### WORK INSTRUCTIONS:
Find every line containing the word "Debug" in the records below; report only how many there are.

───

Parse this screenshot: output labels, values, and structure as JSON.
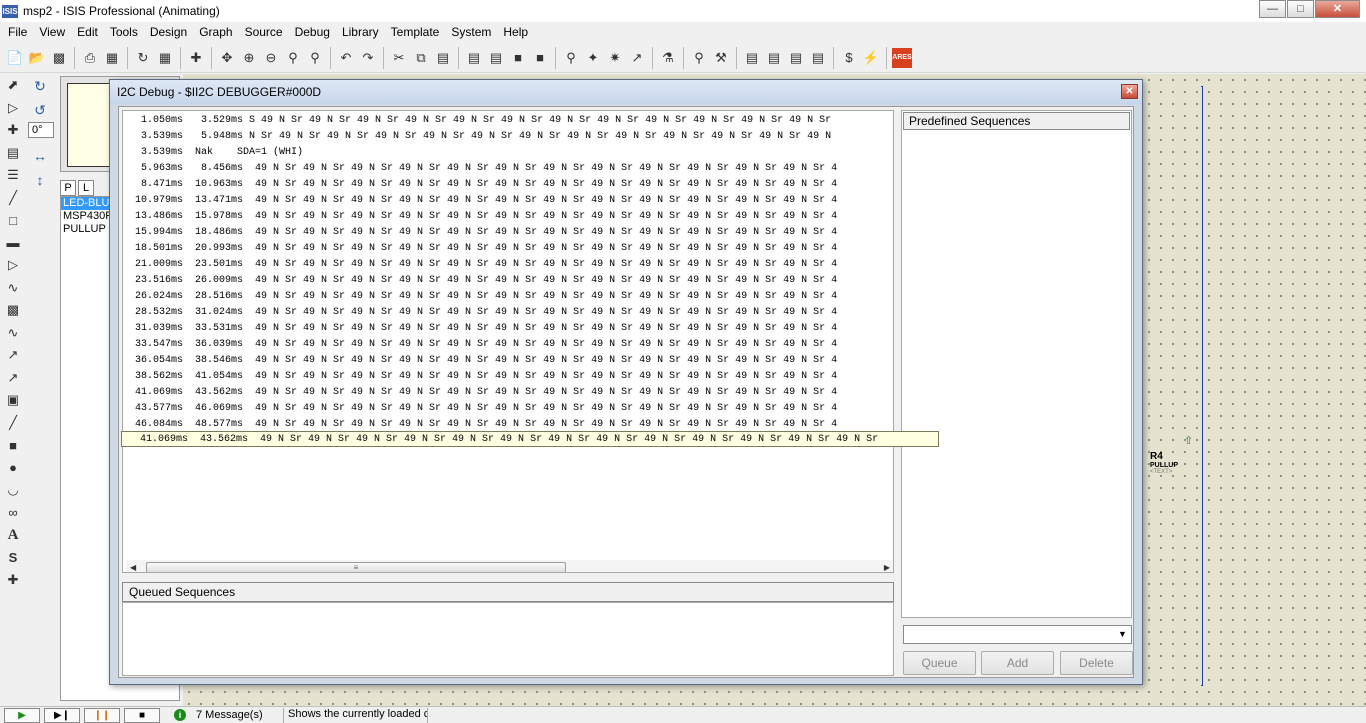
{
  "window": {
    "title": "msp2 - ISIS Professional (Animating)",
    "app_icon": "ISIS"
  },
  "menu": [
    "File",
    "View",
    "Edit",
    "Tools",
    "Design",
    "Graph",
    "Source",
    "Debug",
    "Library",
    "Template",
    "System",
    "Help"
  ],
  "side_panel": {
    "tabs": [
      "P",
      "L"
    ],
    "devices": [
      "LED-BLU",
      "MSP430F",
      "PULLUP"
    ],
    "angle": "0°"
  },
  "canvas": {
    "r4_label": "R4",
    "r4_type": "PULLUP",
    "r4_text": "<TEXT>"
  },
  "dialog": {
    "title": "I2C Debug - $II2C DEBUGGER#000D",
    "log": [
      "1.050ms   3.529ms S 49 N Sr 49 N Sr 49 N Sr 49 N Sr 49 N Sr 49 N Sr 49 N Sr 49 N Sr 49 N Sr 49 N Sr 49 N Sr 49 N Sr",
      "3.539ms   5.948ms N Sr 49 N Sr 49 N Sr 49 N Sr 49 N Sr 49 N Sr 49 N Sr 49 N Sr 49 N Sr 49 N Sr 49 N Sr 49 N Sr 49 N",
      "3.539ms  Nak    SDA=1 (WHI)",
      "5.963ms   8.456ms  49 N Sr 49 N Sr 49 N Sr 49 N Sr 49 N Sr 49 N Sr 49 N Sr 49 N Sr 49 N Sr 49 N Sr 49 N Sr 49 N Sr 4",
      "8.471ms  10.963ms  49 N Sr 49 N Sr 49 N Sr 49 N Sr 49 N Sr 49 N Sr 49 N Sr 49 N Sr 49 N Sr 49 N Sr 49 N Sr 49 N Sr 4",
      "10.979ms  13.471ms  49 N Sr 49 N Sr 49 N Sr 49 N Sr 49 N Sr 49 N Sr 49 N Sr 49 N Sr 49 N Sr 49 N Sr 49 N Sr 49 N Sr 4",
      "13.486ms  15.978ms  49 N Sr 49 N Sr 49 N Sr 49 N Sr 49 N Sr 49 N Sr 49 N Sr 49 N Sr 49 N Sr 49 N Sr 49 N Sr 49 N Sr 4",
      "15.994ms  18.486ms  49 N Sr 49 N Sr 49 N Sr 49 N Sr 49 N Sr 49 N Sr 49 N Sr 49 N Sr 49 N Sr 49 N Sr 49 N Sr 49 N Sr 4",
      "18.501ms  20.993ms  49 N Sr 49 N Sr 49 N Sr 49 N Sr 49 N Sr 49 N Sr 49 N Sr 49 N Sr 49 N Sr 49 N Sr 49 N Sr 49 N Sr 4",
      "21.009ms  23.501ms  49 N Sr 49 N Sr 49 N Sr 49 N Sr 49 N Sr 49 N Sr 49 N Sr 49 N Sr 49 N Sr 49 N Sr 49 N Sr 49 N Sr 4",
      "23.516ms  26.009ms  49 N Sr 49 N Sr 49 N Sr 49 N Sr 49 N Sr 49 N Sr 49 N Sr 49 N Sr 49 N Sr 49 N Sr 49 N Sr 49 N Sr 4",
      "26.024ms  28.516ms  49 N Sr 49 N Sr 49 N Sr 49 N Sr 49 N Sr 49 N Sr 49 N Sr 49 N Sr 49 N Sr 49 N Sr 49 N Sr 49 N Sr 4",
      "28.532ms  31.024ms  49 N Sr 49 N Sr 49 N Sr 49 N Sr 49 N Sr 49 N Sr 49 N Sr 49 N Sr 49 N Sr 49 N Sr 49 N Sr 49 N Sr 4",
      "31.039ms  33.531ms  49 N Sr 49 N Sr 49 N Sr 49 N Sr 49 N Sr 49 N Sr 49 N Sr 49 N Sr 49 N Sr 49 N Sr 49 N Sr 49 N Sr 4",
      "33.547ms  36.039ms  49 N Sr 49 N Sr 49 N Sr 49 N Sr 49 N Sr 49 N Sr 49 N Sr 49 N Sr 49 N Sr 49 N Sr 49 N Sr 49 N Sr 4",
      "36.054ms  38.546ms  49 N Sr 49 N Sr 49 N Sr 49 N Sr 49 N Sr 49 N Sr 49 N Sr 49 N Sr 49 N Sr 49 N Sr 49 N Sr 49 N Sr 4",
      "38.562ms  41.054ms  49 N Sr 49 N Sr 49 N Sr 49 N Sr 49 N Sr 49 N Sr 49 N Sr 49 N Sr 49 N Sr 49 N Sr 49 N Sr 49 N Sr 4",
      "41.069ms  43.562ms  49 N Sr 49 N Sr 49 N Sr 49 N Sr 49 N Sr 49 N Sr 49 N Sr 49 N Sr 49 N Sr 49 N Sr 49 N Sr 49 N Sr 4",
      "43.577ms  46.069ms  49 N Sr 49 N Sr 49 N Sr 49 N Sr 49 N Sr 49 N Sr 49 N Sr 49 N Sr 49 N Sr 49 N Sr 49 N Sr 49 N Sr 4",
      "46.084ms  48.577ms  49 N Sr 49 N Sr 49 N Sr 49 N Sr 49 N Sr 49 N Sr 49 N Sr 49 N Sr 49 N Sr 49 N Sr 49 N Sr 49 N Sr 4"
    ],
    "tooltip_row": "41.069ms  43.562ms  49 N Sr 49 N Sr 49 N Sr 49 N Sr 49 N Sr 49 N Sr 49 N Sr 49 N Sr 49 N Sr 49 N Sr 49 N Sr 49 N Sr 49 N Sr",
    "queued_label": "Queued Sequences",
    "predefined_label": "Predefined Sequences",
    "buttons": {
      "queue": "Queue",
      "add": "Add",
      "delete": "Delete"
    }
  },
  "status": {
    "messages": "7 Message(s)",
    "hint": "Shows the currently loaded c"
  }
}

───

### ANSWER TO THIS PROBLEM:
2